We're pretty down with the kids, clued up as we are about phone that aims to ensure you're never disconnected from your social circle. It'll cost you about £80 on a pay as you go deal.and happy slapping. So we're totally equipped with the street smarts required to handle the LG Town GT350, a social-networking
Toast of the Town
The Town comes in a range of funky colours: blue, purple, silver and black. We had the blue model, with a strikingly bright, light blue, pull-out Qwerty keyboard. The rest of the handset is as white as the driven snow, however. Its edges are also rounded, giving the impression of a pleasing little pod. The Town is pretty small -- measuring 52 by 107 by 16mm, it'll slide into your pocket or handbag without much fuss.
We were impressed by the Town's slide-out keyboard. It features four rows of buttons, and they're sensibly laid out, with gaps between each key to keep accidental presses to a minimum. Our only complaint is that the keys themselves feel rather stiff.
We're also positive about the Town's display. This micro machine rocks a 76mm (3-inch) resistive touchscreen with a resolution of 240x400 pixels. We're not normally fans of resistive touchscreens -- our discerning fingers generally prefer a more sensitive capacitive screen. But we can't complain too much about a resistive model in a phone that's this cheap. We didn't have any trouble operating this touchscreen, either. The display is bright and clear, and smaller text is rendered very crisply, which is good to see.
On the front of the Town, you'll find call-answer and call-end buttons, as well as a centre key used for handling multiple apps that are running at the same time. Tapping on the centre key will bring up a menu that shows everything you've got running. From there, you can end processes or switch between specific tasks. This key also acts as a shortcut button to your favourite apps.
There's a 2-megapixel camera around the back, although, with a low resolution and no flash, images look predictably pants.
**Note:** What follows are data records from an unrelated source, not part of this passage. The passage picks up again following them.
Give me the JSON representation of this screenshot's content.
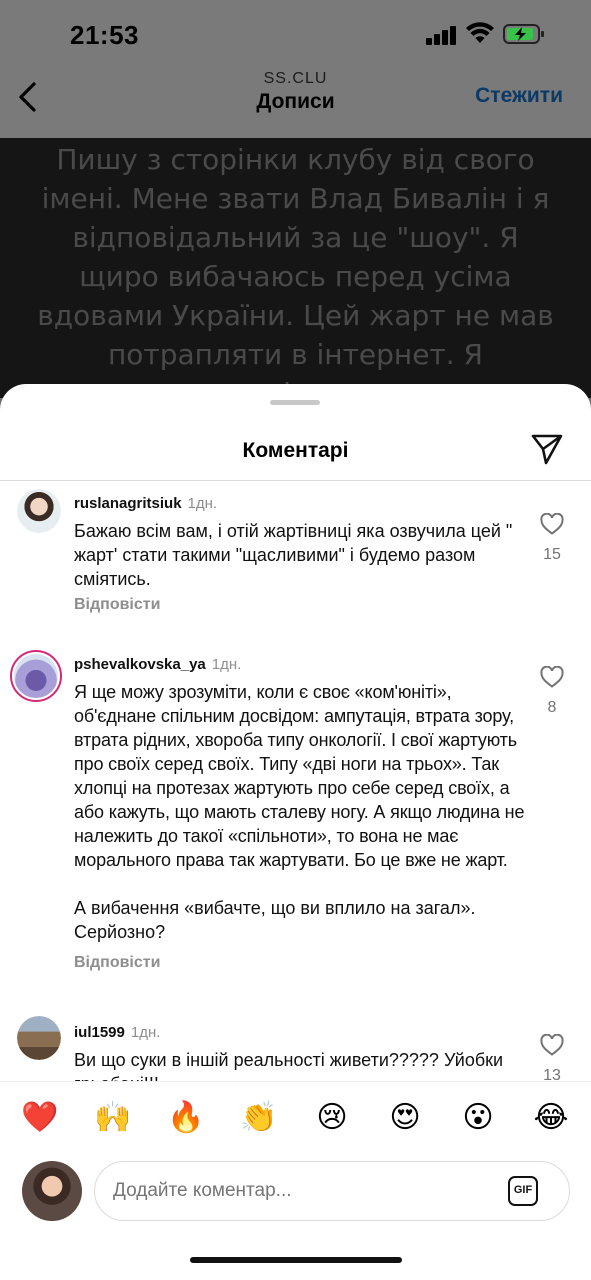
{
  "status_bar": {
    "time": "21:53"
  },
  "header": {
    "subtitle": "SS.CLU",
    "title": "Дописи",
    "follow_label": "Стежити"
  },
  "post": {
    "text": "Пишу з сторінки клубу від свого імені. Мене звати Влад Бивалін і я відповідальний за це \"шоу\". Я щиро вибачаюсь перед усіма вдовами України. Цей жарт не мав потрапляти в інтернет. Я недоглядів, тому що"
  },
  "comments_sheet": {
    "title": "Коментарі",
    "comments": [
      {
        "username": "ruslanagritsiuk",
        "time": "1дн.",
        "text": "Бажаю всім вам, і отій жартівниці яка озвучила цей \" жарт' стати такими \"щасливими\" і будемо разом сміятись.",
        "likes": "15",
        "reply_label": "Відповісти"
      },
      {
        "username": "pshevalkovska_ya",
        "time": "1дн.",
        "text": "Я ще можу зрозуміти, коли є своє «ком'юніті», об'єднане спільним досвідом: ампутація, втрата зору, втрата рідних, хвороба типу онкології. І свої жартують про своїх серед своїх. Типу «дві ноги на трьох». Так хлопці на протезах жартують про себе серед своїх, а або кажуть, що мають сталеву ногу. А якщо людина не належить до такої «спільноти», то вона не має морального права так жартувати. Бо це вже не жарт.",
        "text2": "А вибачення «вибачте, що ви вплило на загал». Серйозно?",
        "likes": "8",
        "reply_label": "Відповісти"
      },
      {
        "username": "iul1599",
        "time": "1дн.",
        "text": "Ви що суки в іншій реальності живети????? Уйобки грьобані!!!",
        "likes": "13"
      }
    ]
  },
  "emoji_bar": [
    "❤️",
    "🙌",
    "🔥",
    "👏",
    "😢",
    "😍",
    "😮",
    "😂"
  ],
  "composer": {
    "placeholder": "Додайте коментар...",
    "gif_label": "GIF"
  },
  "colors": {
    "follow": "#0b3a66",
    "like_gray": "#737373",
    "story_ring": "#d62976"
  }
}
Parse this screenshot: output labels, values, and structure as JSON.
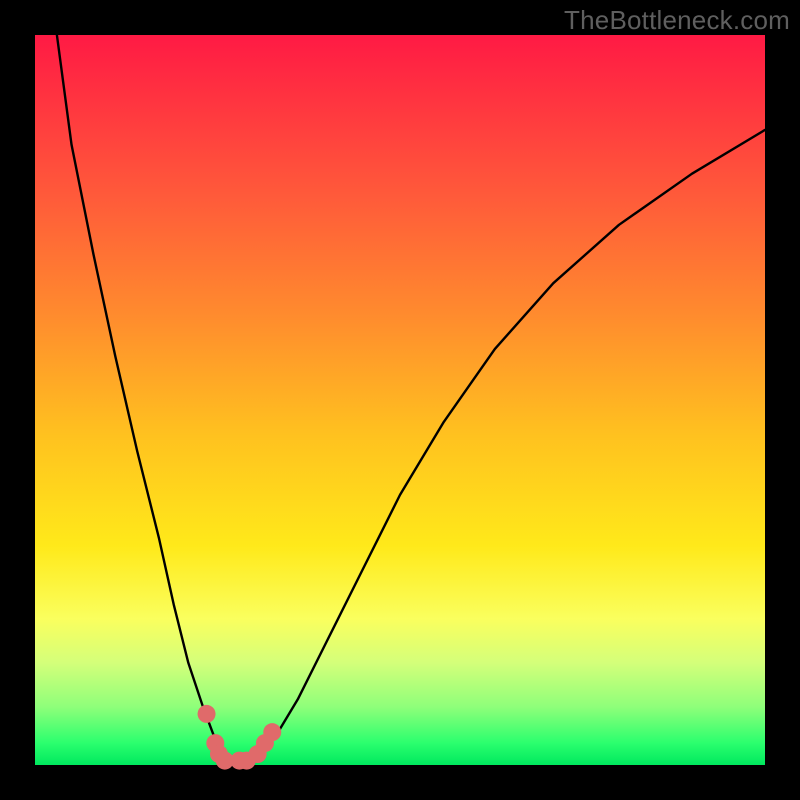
{
  "attribution": "TheBottleneck.com",
  "chart_data": {
    "type": "line",
    "title": "",
    "xlabel": "",
    "ylabel": "",
    "xlim": [
      0,
      100
    ],
    "ylim": [
      0,
      100
    ],
    "series": [
      {
        "name": "bottleneck-curve",
        "x": [
          3,
          5,
          8,
          11,
          14,
          17,
          19,
          21,
          23,
          24.5,
          26,
          27.5,
          29,
          31,
          33,
          36,
          40,
          45,
          50,
          56,
          63,
          71,
          80,
          90,
          100
        ],
        "y": [
          100,
          85,
          70,
          56,
          43,
          31,
          22,
          14,
          8,
          4,
          1.5,
          0.6,
          0.6,
          1.8,
          4,
          9,
          17,
          27,
          37,
          47,
          57,
          66,
          74,
          81,
          87
        ]
      }
    ],
    "markers": [
      {
        "name": "point-1",
        "x": 23.5,
        "y": 7.0
      },
      {
        "name": "point-2",
        "x": 24.7,
        "y": 3.0
      },
      {
        "name": "point-3",
        "x": 25.2,
        "y": 1.5
      },
      {
        "name": "point-4",
        "x": 26.0,
        "y": 0.6
      },
      {
        "name": "point-5",
        "x": 28.0,
        "y": 0.6
      },
      {
        "name": "point-6",
        "x": 29.0,
        "y": 0.6
      },
      {
        "name": "point-7",
        "x": 30.5,
        "y": 1.5
      },
      {
        "name": "point-8",
        "x": 31.5,
        "y": 3.0
      },
      {
        "name": "point-9",
        "x": 32.5,
        "y": 4.5
      }
    ],
    "marker_color": "#e06a6a",
    "curve_color": "#000000"
  }
}
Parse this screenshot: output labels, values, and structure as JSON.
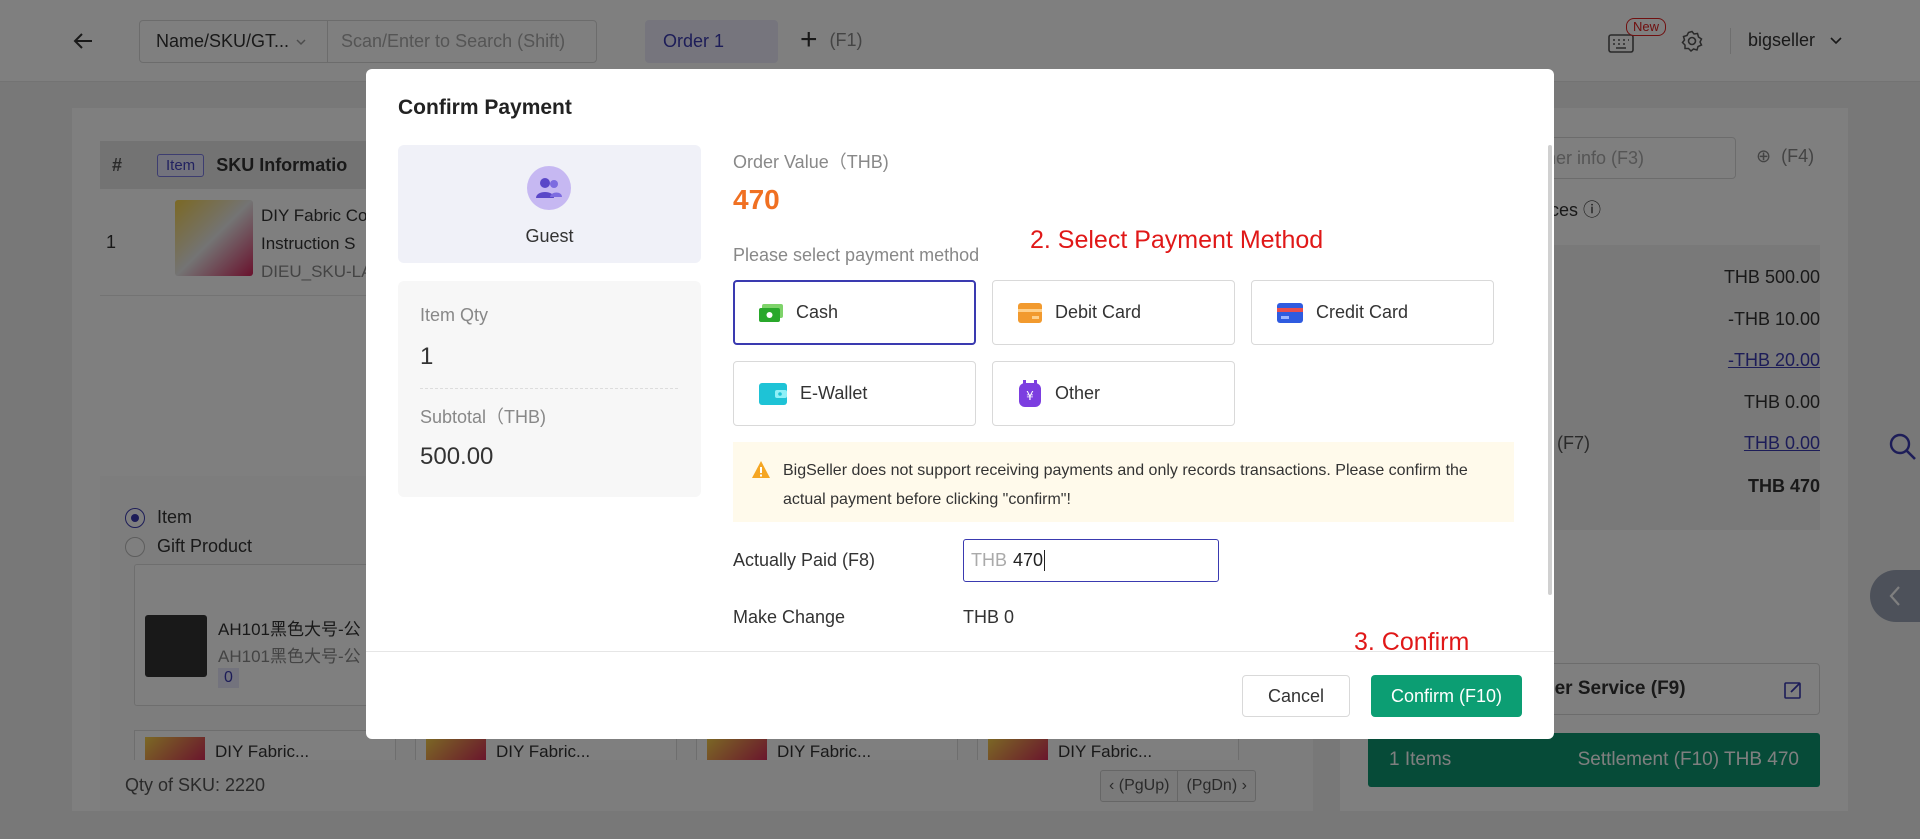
{
  "topbar": {
    "search_type": "Name/SKU/GT...",
    "search_placeholder": "Scan/Enter to Search (Shift)",
    "order_tab": "Order 1",
    "add_order_shortcut": "(F1)",
    "new_badge": "New",
    "username": "bigseller"
  },
  "table": {
    "hash": "#",
    "item_tag": "Item",
    "sku_header": "SKU Informatio",
    "row_number": "1",
    "product_name_1": "DIY Fabric Co",
    "product_name_2": "Instruction S",
    "product_sku": "DIEU_SKU-LA"
  },
  "product_panel": {
    "radio_item": "Item",
    "radio_gift": "Gift Product",
    "card_title": "AH101黑色大号-公",
    "card_subtitle": "AH101黑色大号-公",
    "card_qty": "0",
    "mini_cards": [
      "DIY Fabric...",
      "DIY Fabric...",
      "DIY Fabric...",
      "DIY Fabric..."
    ],
    "qty_of_sku": "Qty of SKU: 2220",
    "pager_up": "(PgUp)",
    "pager_down": "(PgDn)"
  },
  "right_panel": {
    "customer_placeholder": "ner info (F3)",
    "add_shortcut": "(F4)",
    "services_label": "ices",
    "summary": [
      "THB 500.00",
      "-THB 10.00",
      "-THB 20.00",
      "THB 0.00",
      "THB 0.00",
      "THB 470"
    ],
    "f7_label": ") (F7)",
    "service_button": "ner Service (F9)",
    "items_count": "1 Items",
    "settlement": "Settlement (F10) THB 470"
  },
  "modal": {
    "title": "Confirm Payment",
    "customer": "Guest",
    "item_qty_label": "Item Qty",
    "item_qty_value": "1",
    "subtotal_label": "Subtotal（THB)",
    "subtotal_value": "500.00",
    "order_value_label": "Order Value（THB)",
    "order_value": "470",
    "select_method_label": "Please select payment method",
    "annotation_select": "2. Select Payment Method",
    "annotation_confirm": "3. Confirm",
    "payment_methods": [
      "Cash",
      "Debit Card",
      "Credit Card",
      "E-Wallet",
      "Other"
    ],
    "selected_method": "Cash",
    "warning": "BigSeller does not support receiving payments and only records transactions. Please confirm the actual payment before clicking \"confirm\"!",
    "actually_paid_label": "Actually Paid (F8)",
    "paid_currency": "THB",
    "paid_value": "470",
    "make_change_label": "Make Change",
    "make_change_value": "THB 0",
    "cancel_label": "Cancel",
    "confirm_label": "Confirm (F10)"
  },
  "colors": {
    "accent": "#3a3ab0",
    "confirm_green": "#0c9e73",
    "order_value_orange": "#f07022",
    "annotation_red": "#e01818",
    "warning_bg": "#fffaeb"
  }
}
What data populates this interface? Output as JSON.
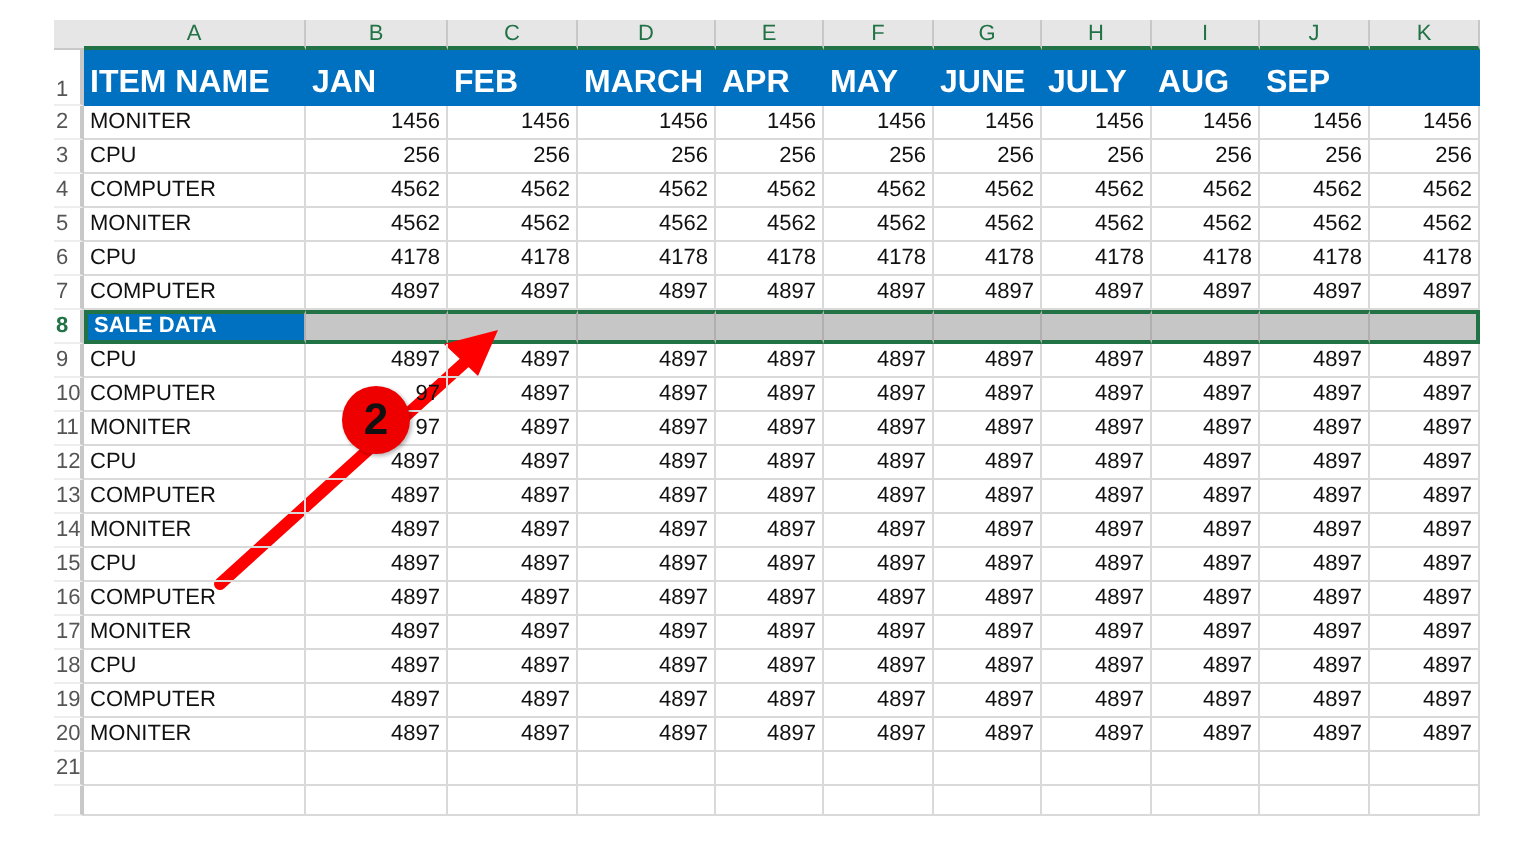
{
  "column_letters": [
    "A",
    "B",
    "C",
    "D",
    "E",
    "F",
    "G",
    "H",
    "I",
    "J",
    "K"
  ],
  "header_row": {
    "number": "1",
    "cells": [
      "ITEM NAME",
      "JAN",
      "FEB",
      "MARCH",
      "APR",
      "MAY",
      "JUNE",
      "JULY",
      "AUG",
      "SEP",
      ""
    ]
  },
  "rows": [
    {
      "number": "2",
      "name": "MONITER",
      "values": [
        "1456",
        "1456",
        "1456",
        "1456",
        "1456",
        "1456",
        "1456",
        "1456",
        "1456",
        "1456"
      ],
      "selected": false
    },
    {
      "number": "3",
      "name": "CPU",
      "values": [
        "256",
        "256",
        "256",
        "256",
        "256",
        "256",
        "256",
        "256",
        "256",
        "256"
      ],
      "selected": false
    },
    {
      "number": "4",
      "name": "COMPUTER",
      "values": [
        "4562",
        "4562",
        "4562",
        "4562",
        "4562",
        "4562",
        "4562",
        "4562",
        "4562",
        "4562"
      ],
      "selected": false
    },
    {
      "number": "5",
      "name": "MONITER",
      "values": [
        "4562",
        "4562",
        "4562",
        "4562",
        "4562",
        "4562",
        "4562",
        "4562",
        "4562",
        "4562"
      ],
      "selected": false
    },
    {
      "number": "6",
      "name": "CPU",
      "values": [
        "4178",
        "4178",
        "4178",
        "4178",
        "4178",
        "4178",
        "4178",
        "4178",
        "4178",
        "4178"
      ],
      "selected": false
    },
    {
      "number": "7",
      "name": "COMPUTER",
      "values": [
        "4897",
        "4897",
        "4897",
        "4897",
        "4897",
        "4897",
        "4897",
        "4897",
        "4897",
        "4897"
      ],
      "selected": false
    },
    {
      "number": "8",
      "name": "SALE DATA",
      "selected": true
    },
    {
      "number": "9",
      "name": "CPU",
      "values": [
        "4897",
        "4897",
        "4897",
        "4897",
        "4897",
        "4897",
        "4897",
        "4897",
        "4897",
        "4897"
      ],
      "selected": false
    },
    {
      "number": "10",
      "name": "COMPUTER",
      "values": [
        "97",
        "4897",
        "4897",
        "4897",
        "4897",
        "4897",
        "4897",
        "4897",
        "4897",
        "4897"
      ],
      "selected": false
    },
    {
      "number": "11",
      "name": "MONITER",
      "values": [
        "97",
        "4897",
        "4897",
        "4897",
        "4897",
        "4897",
        "4897",
        "4897",
        "4897",
        "4897"
      ],
      "selected": false
    },
    {
      "number": "12",
      "name": "CPU",
      "values": [
        "4897",
        "4897",
        "4897",
        "4897",
        "4897",
        "4897",
        "4897",
        "4897",
        "4897",
        "4897"
      ],
      "selected": false
    },
    {
      "number": "13",
      "name": "COMPUTER",
      "values": [
        "4897",
        "4897",
        "4897",
        "4897",
        "4897",
        "4897",
        "4897",
        "4897",
        "4897",
        "4897"
      ],
      "selected": false
    },
    {
      "number": "14",
      "name": "MONITER",
      "values": [
        "4897",
        "4897",
        "4897",
        "4897",
        "4897",
        "4897",
        "4897",
        "4897",
        "4897",
        "4897"
      ],
      "selected": false
    },
    {
      "number": "15",
      "name": "CPU",
      "values": [
        "4897",
        "4897",
        "4897",
        "4897",
        "4897",
        "4897",
        "4897",
        "4897",
        "4897",
        "4897"
      ],
      "selected": false
    },
    {
      "number": "16",
      "name": "COMPUTER",
      "values": [
        "4897",
        "4897",
        "4897",
        "4897",
        "4897",
        "4897",
        "4897",
        "4897",
        "4897",
        "4897"
      ],
      "selected": false
    },
    {
      "number": "17",
      "name": "MONITER",
      "values": [
        "4897",
        "4897",
        "4897",
        "4897",
        "4897",
        "4897",
        "4897",
        "4897",
        "4897",
        "4897"
      ],
      "selected": false
    },
    {
      "number": "18",
      "name": "CPU",
      "values": [
        "4897",
        "4897",
        "4897",
        "4897",
        "4897",
        "4897",
        "4897",
        "4897",
        "4897",
        "4897"
      ],
      "selected": false
    },
    {
      "number": "19",
      "name": "COMPUTER",
      "values": [
        "4897",
        "4897",
        "4897",
        "4897",
        "4897",
        "4897",
        "4897",
        "4897",
        "4897",
        "4897"
      ],
      "selected": false
    },
    {
      "number": "20",
      "name": "MONITER",
      "values": [
        "4897",
        "4897",
        "4897",
        "4897",
        "4897",
        "4897",
        "4897",
        "4897",
        "4897",
        "4897"
      ],
      "selected": false
    },
    {
      "number": "21",
      "selected": false
    }
  ],
  "annotation": {
    "badge": "2"
  }
}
If you're just looking to capture the moment, though, it'll do the job. Video recorded with the Town is ropey and prone to stuttering.
Around the edges of this handset, you'll find mechanical volume keys, a microSD card slot, a micro-USB port, and a 3.5mm socket for plugging in your headphones.
The menu system is well thought out, and not too confusing. The Town's interface is very similar to that of the. You get three customisable home screens. There's one on which you can drag and drop various widgets; a 'LiveSquare' screen populated with avatars representing your contacts (essentially a quick method of messaging, emailing or otherwise annoying your friends); and a speed-dial screen (again providing a quick way of getting in touch with people, bypassing the contacts menu).
The deeper menu system is slightly more complex. Drawn in a cheerful style, menu options are sorted into four categories: communication, entertainment, utilities and settings. There are two screens of options.